Posts Tagged ‘photos of old New York’

Three different ways of looking at 23rd Street

November 13, 2011

“Vine-covered homes and shade trees marked 23rd Street over a century ago,” explains the caption to this 1874 photo of the street, which looks East toward Sixth Avenue.

The photos and captions come from New York Then and Now, published in 1976. “It was not until 1878 that the Sixth Avenue elevated railroad was erected, but the 23rd Street crosstown horsecar line was already a year old.”

Here’s a much less residential 23rd Street and Sixth Avenue, from 1975. “All the buildings visible in the 1874 photo have been demolished,” the caption states, including the Victorian Masonic Temple at the northeast corner, built in 1870.

“The Masonic Temple was torn down in 1910; the present 19-story Masonic Hall Building was erected on the site.”

By 1975, the famed department stores that made 23rd Street synonymous with fashion and shopping at the turn of the century—such as Stern’s and Best’s—were long gone.

The same stretch of 23rd Street today looks very similar to the 1975 version.

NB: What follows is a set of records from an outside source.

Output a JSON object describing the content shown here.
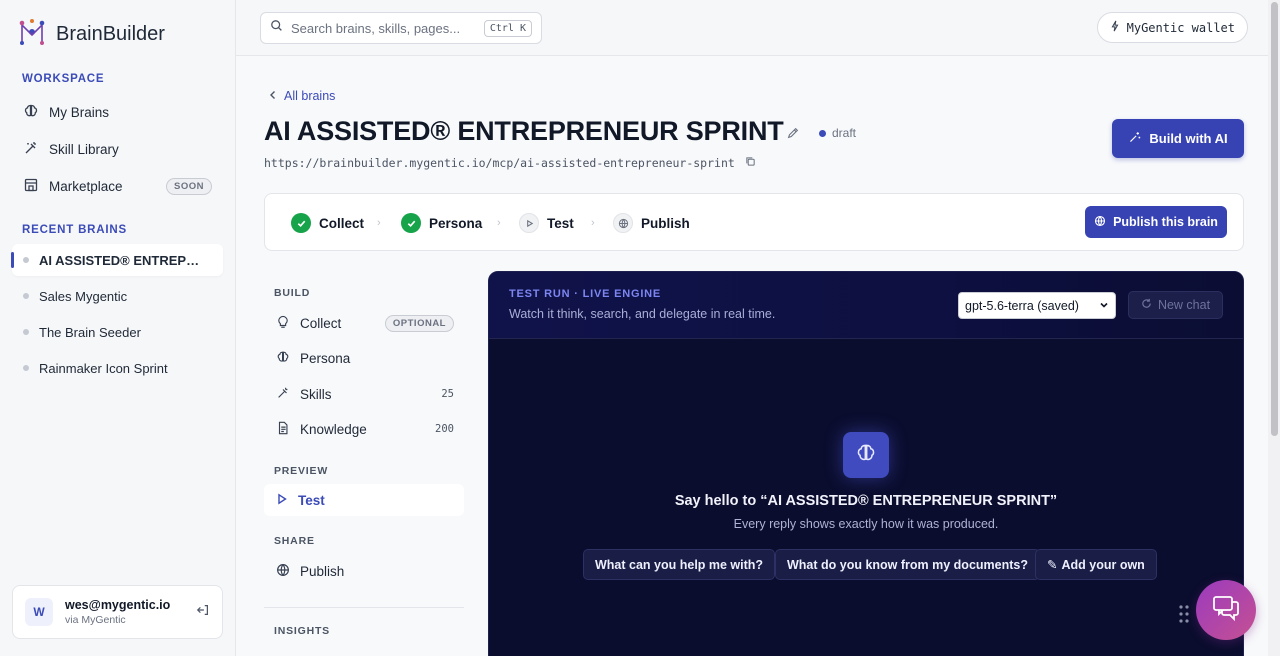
{
  "brand": {
    "name": "BrainBuilder"
  },
  "sidebar": {
    "workspace_label": "WORKSPACE",
    "items": [
      {
        "label": "My Brains",
        "icon": "brain-icon"
      },
      {
        "label": "Skill Library",
        "icon": "wand-icon"
      },
      {
        "label": "Marketplace",
        "icon": "store-icon",
        "badge": "SOON"
      }
    ],
    "recent_label": "RECENT BRAINS",
    "recent": [
      {
        "label": "AI ASSISTED® ENTREPRENEUR SPRINT",
        "active": true
      },
      {
        "label": "Sales Mygentic"
      },
      {
        "label": "The Brain Seeder"
      },
      {
        "label": "Rainmaker Icon Sprint"
      }
    ],
    "user": {
      "initial": "W",
      "email": "wes@mygentic.io",
      "sub": "via MyGentic"
    }
  },
  "topbar": {
    "search_placeholder": "Search brains, skills, pages...",
    "shortcut": "Ctrl K",
    "wallet_label": "MyGentic wallet"
  },
  "page": {
    "back_label": "All brains",
    "title": "AI ASSISTED® ENTREPRENEUR SPRINT",
    "status": "draft",
    "url": "https://brainbuilder.mygentic.io/mcp/ai-assisted-entrepreneur-sprint",
    "build_ai_label": "Build with AI"
  },
  "stepper": {
    "steps": [
      {
        "label": "Collect",
        "state": "done"
      },
      {
        "label": "Persona",
        "state": "done"
      },
      {
        "label": "Test",
        "state": "current"
      },
      {
        "label": "Publish",
        "state": "pending"
      }
    ],
    "publish_label": "Publish this brain"
  },
  "subnav": {
    "build_label": "BUILD",
    "build_items": [
      {
        "label": "Collect",
        "badge": "OPTIONAL"
      },
      {
        "label": "Persona"
      },
      {
        "label": "Skills",
        "count": "25"
      },
      {
        "label": "Knowledge",
        "count": "200"
      }
    ],
    "preview_label": "PREVIEW",
    "preview_items": [
      {
        "label": "Test",
        "active": true
      }
    ],
    "share_label": "SHARE",
    "share_items": [
      {
        "label": "Publish"
      }
    ],
    "insights_label": "INSIGHTS"
  },
  "test_panel": {
    "kicker": "TEST RUN · LIVE ENGINE",
    "subtitle": "Watch it think, search, and delegate in real time.",
    "model": "gpt-5.6-terra (saved)",
    "new_chat_label": "New chat",
    "hello": "Say hello to “AI ASSISTED® ENTREPRENEUR SPRINT”",
    "hello_sub": "Every reply shows exactly how it was produced.",
    "chips": [
      "What can you help me with?",
      "What do you know from my documents?",
      "Add your own"
    ]
  },
  "colors": {
    "accent": "#3743b3",
    "success": "#16a34a",
    "panel_bg": "#0b0d2e",
    "fab": "#b0469f"
  }
}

Except for the Dunkin Donuts, even the stores look similar; the Citibank and Chase on the north side of the street replaced other bank branches.

And the tree on the far right—it looks almost identical to the one on the right in the 1874 photo!

Another day on Avenue B and 14th Street

July 20, 2009

This 1918 photo, from a postcard available at the South Street Seaport Museum, gives a nice snapshot of life at one ordinary Manhattan street corner.

AvenueB1918There’s a street lamp with humpback-style street signs, a tenement building that would have been about 20 years old at the time, an ad for a long-gone cigarette brand, a fire box, and a newspaper box extolling pedestrians to “read the New York Herald.”

A corner bar advertises “pure lager beer ales & porter.”

The best details are the people. A little girl snacking, a woman in a doorway with something wrapped around her head, and a figure leaning out the second-story window, a blanket draped out the windowsill. 

Photo by B. Merlis.